Scotland occupies a strange, outsize place in soccer’s landscape. By most measures, it is a small country: five and a half million people or so, roughly the same size as Slovakia, a little smaller than Bulgaria, half the size of Portugal.
But partly because of its historical significance to the sport — it is the place that invented passing, inspired professionalism, produced some of the game’s most celebrated players, and for a considerable period of time quite likely possessed the best or second-best national team in the world — it does not judge itself like a small country.
The fact, for example, that until it qualified for this summer’s postponed European Championship, Scotland had not been to a major tournament since 1998 was a source of the sort of embarrassment and disquiet that, in all likelihood, would not really happen in Slovakia (though, in fairness, Slovakia has been to major tournaments much more recently).
The nature of the Old Firm, too — both the size and scope of its clubs, with their vast stadiums, global fan bases, rich histories and unyielding enmity — distorts the reality of Scottish soccer.
What matters to Celtic and Rangers, at all times, is winning — to garland their own reputation and to dent that of their rival. It leads to a form of thinking in which tomorrow must necessarily be sacrificed for today, because losing today is unfathomable.

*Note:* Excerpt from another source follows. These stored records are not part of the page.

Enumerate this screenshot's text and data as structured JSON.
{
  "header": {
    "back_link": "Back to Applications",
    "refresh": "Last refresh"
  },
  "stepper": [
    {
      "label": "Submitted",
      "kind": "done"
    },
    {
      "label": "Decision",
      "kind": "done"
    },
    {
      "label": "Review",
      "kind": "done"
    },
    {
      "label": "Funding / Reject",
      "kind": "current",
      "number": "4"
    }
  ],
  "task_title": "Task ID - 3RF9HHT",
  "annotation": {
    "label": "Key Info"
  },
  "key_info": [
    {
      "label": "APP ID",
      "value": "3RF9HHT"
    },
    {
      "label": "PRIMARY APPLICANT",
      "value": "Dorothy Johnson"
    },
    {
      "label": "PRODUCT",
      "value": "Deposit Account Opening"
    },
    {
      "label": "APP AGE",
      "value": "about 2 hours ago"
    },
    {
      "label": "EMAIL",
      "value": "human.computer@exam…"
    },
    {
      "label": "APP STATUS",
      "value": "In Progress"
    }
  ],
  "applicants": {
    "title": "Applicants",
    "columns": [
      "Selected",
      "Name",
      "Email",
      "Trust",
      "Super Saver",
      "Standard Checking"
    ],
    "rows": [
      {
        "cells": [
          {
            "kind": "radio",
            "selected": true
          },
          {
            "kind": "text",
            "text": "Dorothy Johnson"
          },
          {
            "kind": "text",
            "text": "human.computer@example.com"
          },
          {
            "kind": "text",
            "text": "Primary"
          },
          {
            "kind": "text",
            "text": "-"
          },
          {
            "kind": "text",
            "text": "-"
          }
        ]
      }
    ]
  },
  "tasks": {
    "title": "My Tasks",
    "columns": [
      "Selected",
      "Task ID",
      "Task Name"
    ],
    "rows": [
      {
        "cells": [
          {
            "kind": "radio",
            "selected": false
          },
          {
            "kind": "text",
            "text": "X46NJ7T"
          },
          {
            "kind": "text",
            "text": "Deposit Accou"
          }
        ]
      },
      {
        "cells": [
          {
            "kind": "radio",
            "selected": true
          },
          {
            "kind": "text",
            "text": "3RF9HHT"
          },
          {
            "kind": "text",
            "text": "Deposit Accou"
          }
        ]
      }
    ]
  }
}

That logic has been on full display as the thought of 10 in a row consumed both clubs. Celtic has failed to refresh its squad, fearful of the consequences of getting it wrong. Rangers has had to invest heavily, often in players in their peak years, in order to catch up as quickly as possible.
But that approach is out of step with the most forward-thinking clubs in leagues of comparative size: places like Belgium, Denmark, Austria and, to an extent, even Portugal.